Some chefs are buzzing about coffee and tea, and not just because of caffeine. They get a kick out of creating special flavoring effects by poaching, brining, marinating and even smoking foods with these staple beverage products.
Novel culinary creations like coffee-poached eggs and tea-brined chicken appeal to the large and growing corps of specialty coffee and tea aficionados. Coffee sales in the U.S. topped $48 billion in 2014, with more than three-quarters of the total sold in foodservice, says the market research firm Packaged Facts. Tea is huge as well, with more than 80 billion servings consumed in America last year, reports the Tea Association of the U.S.A. Thus it is no surprise that coffee is an ingredient on nearly 21 percent of restaurant menus, according to the market research firm Datassential. Culinarians are undoubtedly tinkering with tea too.
“Cooking with tea and coffee, and alcoholic beverage programs with tea and coffee, are surging right now all over the country,” declares Sergio Romero, culinary director of Punch Bowl Social, a six-unit dining and entertainment concept in the Denver-based Seasoned Development restaurant group.
Paul Bunyan’s Sweet Tea Brined Chicken is Punch Bowl Social’s best-selling center of the plate menu item. For 24 hours prior to roasting, the hefty chicken half is soaked in a brine of premium black tea leaves, water, salt, lemon, thyme, simple syrup and agave syrup. “The brine is like a big pot of culinary tea,” Romero says. “We use a lot of tea in our punches, so doing this is kind of a no-brainer.”
The payoff for the brining is “a super moist chicken, beautifully golden, with super crispy chicken skin,” Romero says. “And you can taste the difference. It has undertones of earthiness and a prominent flavor of black tea.”
Another proponent of flavoring savory and sweet cuisine with brewed beverages is Michael Taus, chef-owner of Taus Authentic, a contemporary American dining spot in Chicago.
“The coffee and tea that restaurants are serving today is so much better now than it was years ago,” says Taus, a veteran of the Chicago dining scene for more than two decades. “It is better appreciated now, and I think that’s why it is becoming more relevant in cooking.”
A Taus signature dessert, To Be Named Chocolate Cake, showcases housemade Turkish coffee ice cream. The frozen treat is inspired by the traditional Turkish coffee formula of finely ground coffee, sugar, fresh cardamom and water, brought to a boil three times in a small pot. Taus makes it with a dairy mixture flavored with reduced espresso and cardamom. “People are quite intrigued by the flavor,” he says.
Recently, Taus riffed on redeye gravy, a traditional Southern pan sauce made by stirring brewed coffee into the pan drippings from fried ham. His interpretation was a pork chop with pineapple fried rice drizzled with an Asian-inspired redeye gravy, cooked with roasted ham, pineapple and ginger and deglazed with espresso.

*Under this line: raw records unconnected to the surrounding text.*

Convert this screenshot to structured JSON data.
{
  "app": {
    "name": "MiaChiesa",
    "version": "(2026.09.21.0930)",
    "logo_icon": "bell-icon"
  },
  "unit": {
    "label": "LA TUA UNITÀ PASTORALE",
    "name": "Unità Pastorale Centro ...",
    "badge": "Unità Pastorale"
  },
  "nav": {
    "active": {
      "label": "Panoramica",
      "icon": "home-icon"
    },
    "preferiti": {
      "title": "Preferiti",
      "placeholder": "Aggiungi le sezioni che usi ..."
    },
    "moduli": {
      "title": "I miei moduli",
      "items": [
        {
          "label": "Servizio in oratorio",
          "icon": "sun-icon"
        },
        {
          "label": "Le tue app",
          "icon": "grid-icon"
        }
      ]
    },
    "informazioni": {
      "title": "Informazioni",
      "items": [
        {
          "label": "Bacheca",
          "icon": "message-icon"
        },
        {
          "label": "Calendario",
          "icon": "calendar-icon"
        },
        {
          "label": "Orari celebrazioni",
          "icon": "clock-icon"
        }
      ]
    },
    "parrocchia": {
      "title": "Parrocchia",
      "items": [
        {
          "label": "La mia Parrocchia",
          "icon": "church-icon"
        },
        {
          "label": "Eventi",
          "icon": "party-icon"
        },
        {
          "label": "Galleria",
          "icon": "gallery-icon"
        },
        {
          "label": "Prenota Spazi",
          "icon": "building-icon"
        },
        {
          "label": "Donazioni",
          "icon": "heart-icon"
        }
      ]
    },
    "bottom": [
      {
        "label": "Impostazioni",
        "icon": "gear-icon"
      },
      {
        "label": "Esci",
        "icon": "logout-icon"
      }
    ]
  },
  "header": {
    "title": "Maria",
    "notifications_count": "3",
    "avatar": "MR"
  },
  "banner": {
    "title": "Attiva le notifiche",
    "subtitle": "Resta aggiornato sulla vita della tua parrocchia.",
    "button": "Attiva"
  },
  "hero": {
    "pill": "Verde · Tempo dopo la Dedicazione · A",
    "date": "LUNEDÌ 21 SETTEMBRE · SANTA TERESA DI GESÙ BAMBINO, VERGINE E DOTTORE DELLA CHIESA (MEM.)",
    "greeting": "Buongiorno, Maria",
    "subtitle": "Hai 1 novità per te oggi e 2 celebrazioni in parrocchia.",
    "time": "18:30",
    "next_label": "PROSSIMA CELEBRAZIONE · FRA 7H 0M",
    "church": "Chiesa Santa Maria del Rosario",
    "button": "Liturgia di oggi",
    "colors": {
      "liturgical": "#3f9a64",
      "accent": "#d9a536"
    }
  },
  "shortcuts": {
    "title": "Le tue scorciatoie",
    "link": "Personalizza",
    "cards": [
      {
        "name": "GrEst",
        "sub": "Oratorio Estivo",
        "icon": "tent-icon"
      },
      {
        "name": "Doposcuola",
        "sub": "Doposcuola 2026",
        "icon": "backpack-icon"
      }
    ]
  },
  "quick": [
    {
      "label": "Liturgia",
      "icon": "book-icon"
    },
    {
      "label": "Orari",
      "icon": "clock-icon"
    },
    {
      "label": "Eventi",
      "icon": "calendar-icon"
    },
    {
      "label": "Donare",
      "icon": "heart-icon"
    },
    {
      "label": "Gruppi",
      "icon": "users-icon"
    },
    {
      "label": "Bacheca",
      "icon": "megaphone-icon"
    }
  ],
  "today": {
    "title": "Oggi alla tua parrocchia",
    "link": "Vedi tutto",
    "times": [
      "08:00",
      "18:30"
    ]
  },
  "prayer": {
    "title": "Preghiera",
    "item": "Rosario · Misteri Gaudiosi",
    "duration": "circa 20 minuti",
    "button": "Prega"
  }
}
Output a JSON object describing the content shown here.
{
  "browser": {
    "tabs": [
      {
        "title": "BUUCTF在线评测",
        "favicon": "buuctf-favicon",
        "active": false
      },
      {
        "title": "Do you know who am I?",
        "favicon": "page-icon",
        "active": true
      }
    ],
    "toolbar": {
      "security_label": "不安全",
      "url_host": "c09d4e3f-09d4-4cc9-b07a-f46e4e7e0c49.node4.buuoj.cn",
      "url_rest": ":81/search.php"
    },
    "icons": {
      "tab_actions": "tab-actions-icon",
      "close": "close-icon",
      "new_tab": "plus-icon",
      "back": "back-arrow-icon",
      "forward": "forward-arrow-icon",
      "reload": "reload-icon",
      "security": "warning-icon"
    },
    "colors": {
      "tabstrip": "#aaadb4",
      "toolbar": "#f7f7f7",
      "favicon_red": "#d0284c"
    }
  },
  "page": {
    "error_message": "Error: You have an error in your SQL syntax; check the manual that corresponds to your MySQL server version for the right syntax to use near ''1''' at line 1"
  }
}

Over the years, Taus has also smoked duck breast with tea leaves, poached fish fin in a broth of jasmine tea pearls, lemongrass and ginger, spiked mole sauce with brewed coffee and crafted chai flavoring syrups.
At La Sirena Clandestina, a Latin-American restaurant in Chicago, Coffee French Toast, Coffee-Cured Foie Gras Torchon, and Coffee-Smoked Whitefish headlined a unique Sunday brunch event last year featuring 12 menu choices made with coffee.
In the Coffee French Toast, a batter of brewed espresso, condensed milk and eggs “really sent the coffee flavor coming through,” says chef Mark Steuer. Rolling the foie gras in freshly ground espresso prior to cooking gave it a crunchy exterior and a roasty flavor that was a pleasing counterpoint to the rich, buttery duck liver.
In other brunch highlights, eggs poached in brewed coffee were tinged with caramel and nuanced with java, and coffee beans tossed into the smoker subtly perfumed whitefish served on a bagel.
“It was a fun exercise cooking those dishes, pushing ahead with everything you can do with coffee,” says Steuer.
In a workshop for restaurant operators at the 2015 National Restaurant Association Show, Steuer showed off a dry rub for pork made with espresso, salt and brown sugar. The brown sugar lends a caramelized, crunchy crust to the pork as it roasts, while the java adds flavoring notes.
“A coffee rub gives you a really dark, roasted flavor profile without the risk of overcooking the protein,” says Steuer. “It’s a great way to add depth of flavor.”